The Santa Monica Elks and its Santa Monica Emblem Club honored us last week during an impressive dinner meeting at their home on Pico Boulevard.

Other newspaper folks honored with community service awards were Carolyn Sackariason, Santa Monica Daily Press editor and co-owner, Glenn Esterly, Blue Pacific editor, and Megan Roi, California Crusader publisher and editor.

Elk Ray Beers was keynoter for the evening and offered a long list of programs and community service contributions made by the Elks Club each year.

Beers especially emphasized that the Elks is a patriotic group, which might explain the dashing stars and stripes tie worn by event chair and Westchester resident Curt Curtiss.

LA INC. TOP EXEC SPEAKS — The former Los Angeles Visitors and Convention Bureau is now LA Inc. and the group’s top executive, Mark Liberman, was keynoter at a membership breakfast of the Westchester/LAX-Marina del Rey Chamber of Commerce in the Radisson Hotel at LAX Tuesday morning.

Liberman came loaded down with statistics to support his claim that tourism is the second largest industry in Los Angeles.

But he admitted that “the last few years of our business have been very, very difficult, but that is changing.”

Liberman credited the slowdown in L.A. tourism to the sluggish national economy, the impact of international terrorism and SARS.

There has been a real slowdown in business travel in recent years.

In 2003, there were 22 million visitors, bringing some $11 billion to the LA region, he said.

Tourism employs 250,000 in Los Angeles.

But in recent years, tourism has shifted from international to domestic tourism as the number of foreign visitors here fell for three consecutive years.

That creates a multiplier effect because international visitors not only stay here longer, they spend more while they are here.

Mexico sends us the most visitors, some 1.4 million last year, with visitors from Japan and Canada trailing.

The downturn in Japanese visitors to Los Angeles has been particularly devasting to the local economy. The number of Japanese visitors peaked at 848,000 in 1997. Last year only 320,000 visitors came to LA from Japan.

The number of Japanese coming here is increasing, “but not fast enough,” Liberman said.

Passenger traffic at Los Angeles International Airport is “coming back” — up 11.5 percent between January and July from last year.
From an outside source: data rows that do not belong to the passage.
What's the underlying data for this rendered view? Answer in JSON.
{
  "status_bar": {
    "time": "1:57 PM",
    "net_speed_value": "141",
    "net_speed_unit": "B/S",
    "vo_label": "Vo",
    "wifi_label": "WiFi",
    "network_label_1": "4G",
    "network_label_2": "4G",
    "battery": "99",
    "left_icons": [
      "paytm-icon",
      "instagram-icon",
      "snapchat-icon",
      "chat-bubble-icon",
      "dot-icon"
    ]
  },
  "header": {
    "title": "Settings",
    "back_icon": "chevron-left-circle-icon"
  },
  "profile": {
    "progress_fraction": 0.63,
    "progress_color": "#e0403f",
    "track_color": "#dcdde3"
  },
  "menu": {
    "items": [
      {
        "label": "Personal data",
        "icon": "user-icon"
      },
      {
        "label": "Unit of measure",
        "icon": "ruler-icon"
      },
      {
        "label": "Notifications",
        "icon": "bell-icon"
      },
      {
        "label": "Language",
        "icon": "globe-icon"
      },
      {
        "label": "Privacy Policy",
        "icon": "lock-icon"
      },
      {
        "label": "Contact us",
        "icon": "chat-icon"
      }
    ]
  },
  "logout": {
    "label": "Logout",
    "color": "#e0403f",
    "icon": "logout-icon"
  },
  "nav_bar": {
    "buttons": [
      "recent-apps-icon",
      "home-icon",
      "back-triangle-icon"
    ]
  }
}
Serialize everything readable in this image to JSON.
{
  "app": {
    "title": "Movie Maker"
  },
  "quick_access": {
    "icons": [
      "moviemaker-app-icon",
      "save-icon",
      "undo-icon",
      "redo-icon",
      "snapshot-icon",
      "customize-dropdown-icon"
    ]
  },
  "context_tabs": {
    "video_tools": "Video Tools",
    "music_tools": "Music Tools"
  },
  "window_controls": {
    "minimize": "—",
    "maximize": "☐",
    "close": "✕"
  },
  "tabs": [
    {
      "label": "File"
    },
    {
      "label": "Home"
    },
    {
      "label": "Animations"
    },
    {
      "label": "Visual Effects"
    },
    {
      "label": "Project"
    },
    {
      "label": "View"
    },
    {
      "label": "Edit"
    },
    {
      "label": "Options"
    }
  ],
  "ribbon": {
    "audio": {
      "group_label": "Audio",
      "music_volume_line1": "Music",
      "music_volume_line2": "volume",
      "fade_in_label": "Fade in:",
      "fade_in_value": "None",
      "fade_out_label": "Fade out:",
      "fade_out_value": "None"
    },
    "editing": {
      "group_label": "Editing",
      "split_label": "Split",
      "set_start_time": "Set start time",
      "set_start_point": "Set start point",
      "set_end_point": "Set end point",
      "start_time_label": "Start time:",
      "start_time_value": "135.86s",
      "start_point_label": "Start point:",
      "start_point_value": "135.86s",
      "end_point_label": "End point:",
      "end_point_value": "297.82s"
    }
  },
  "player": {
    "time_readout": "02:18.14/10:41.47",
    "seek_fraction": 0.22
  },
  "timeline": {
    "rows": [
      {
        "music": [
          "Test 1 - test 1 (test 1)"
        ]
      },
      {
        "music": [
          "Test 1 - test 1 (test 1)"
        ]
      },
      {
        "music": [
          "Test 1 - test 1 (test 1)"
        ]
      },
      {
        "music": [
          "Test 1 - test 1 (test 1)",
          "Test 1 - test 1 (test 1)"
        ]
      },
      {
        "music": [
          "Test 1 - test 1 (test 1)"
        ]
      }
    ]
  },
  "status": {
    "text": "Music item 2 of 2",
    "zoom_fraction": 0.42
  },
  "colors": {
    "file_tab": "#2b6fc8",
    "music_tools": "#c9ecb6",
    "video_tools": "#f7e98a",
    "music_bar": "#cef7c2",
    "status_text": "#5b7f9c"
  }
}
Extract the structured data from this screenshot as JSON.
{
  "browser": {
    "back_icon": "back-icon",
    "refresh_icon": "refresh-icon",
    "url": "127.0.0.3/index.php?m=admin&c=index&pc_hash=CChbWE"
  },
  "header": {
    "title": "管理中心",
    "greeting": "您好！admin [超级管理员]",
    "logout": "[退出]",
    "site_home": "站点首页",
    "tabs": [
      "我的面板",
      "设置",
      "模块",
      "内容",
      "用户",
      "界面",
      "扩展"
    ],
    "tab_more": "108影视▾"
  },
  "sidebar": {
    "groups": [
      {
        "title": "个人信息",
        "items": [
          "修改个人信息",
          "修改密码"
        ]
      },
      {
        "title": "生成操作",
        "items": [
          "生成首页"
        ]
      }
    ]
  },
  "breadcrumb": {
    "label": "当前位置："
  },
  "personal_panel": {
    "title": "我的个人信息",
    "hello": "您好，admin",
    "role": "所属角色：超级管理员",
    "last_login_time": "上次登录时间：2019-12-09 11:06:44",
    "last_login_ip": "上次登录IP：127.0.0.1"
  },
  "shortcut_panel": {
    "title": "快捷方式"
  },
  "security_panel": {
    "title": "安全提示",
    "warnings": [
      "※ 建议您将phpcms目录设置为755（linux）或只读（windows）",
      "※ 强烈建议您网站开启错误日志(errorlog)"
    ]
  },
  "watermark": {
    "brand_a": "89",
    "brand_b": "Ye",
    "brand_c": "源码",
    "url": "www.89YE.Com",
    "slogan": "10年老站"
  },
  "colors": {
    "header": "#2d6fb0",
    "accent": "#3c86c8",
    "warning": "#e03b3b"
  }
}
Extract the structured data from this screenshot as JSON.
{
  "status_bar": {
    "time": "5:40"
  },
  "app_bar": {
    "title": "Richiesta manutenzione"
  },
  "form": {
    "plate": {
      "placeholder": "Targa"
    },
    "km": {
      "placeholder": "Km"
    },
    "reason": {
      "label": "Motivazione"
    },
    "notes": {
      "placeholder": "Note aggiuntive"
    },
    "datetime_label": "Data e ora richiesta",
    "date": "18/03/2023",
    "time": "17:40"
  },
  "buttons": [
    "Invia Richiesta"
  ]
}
Hotel occupancy is up locally, too, with the Marina del Rey-Santa Monica area having the highest hotel occupancy in Los Angeles, according to Liberman.

So far, so good with Liberman’s presentation.

Then the top LA Inc. guy drifted off into discussing the “downtown LA” position on expanding LAX.

He tossed out the same political chatter about how if we don’t keep adding more and more improvements to LAX, everyone will go somewhere else.

Oh, if only.

Fourteen cities have added international traffic, he warned.

So? Bet those of you who have struggled to get into and out of LAX in recent months didn’t notice the impact of those 14 other cities adding international traffic.

Liberman says LAX is ranked 42 among 48 airports.

The top LA tourism guy is a real booster for the LAX master plan, designed to add another 20 million or so annual passengers to the already suffering souls who use the local airport.

Liberman didn’t discuss the reports that the LAX Master Plan Alternative D — being promoted by Mayor Hahn — has now had its appearance before the full Los Angeles City Council delayed until at least December.

We suspect as the calendar runs out, some council members may wisely be suggesting that the City Council wait until at least the March mayoral primary to see whether Mr. Hahn is even going to be mayor after July 1st before the City Council makes a big decision on the present LAX master plan proposal.

And should Hahn not reach the runoff or be defeated in the June runoff?

Look for a new mayor to toss out the current LAX plan and start over with still another new LAX master plan.

We missed the logic of the benefits of cramming another 20 million annual passengers — projected by the LAX master plan promoted by Liberman — into an airport that already ranks 42nd among 48.

We came away from Liberman’s talk wondering just how awful those airports ranked 43-48 must be.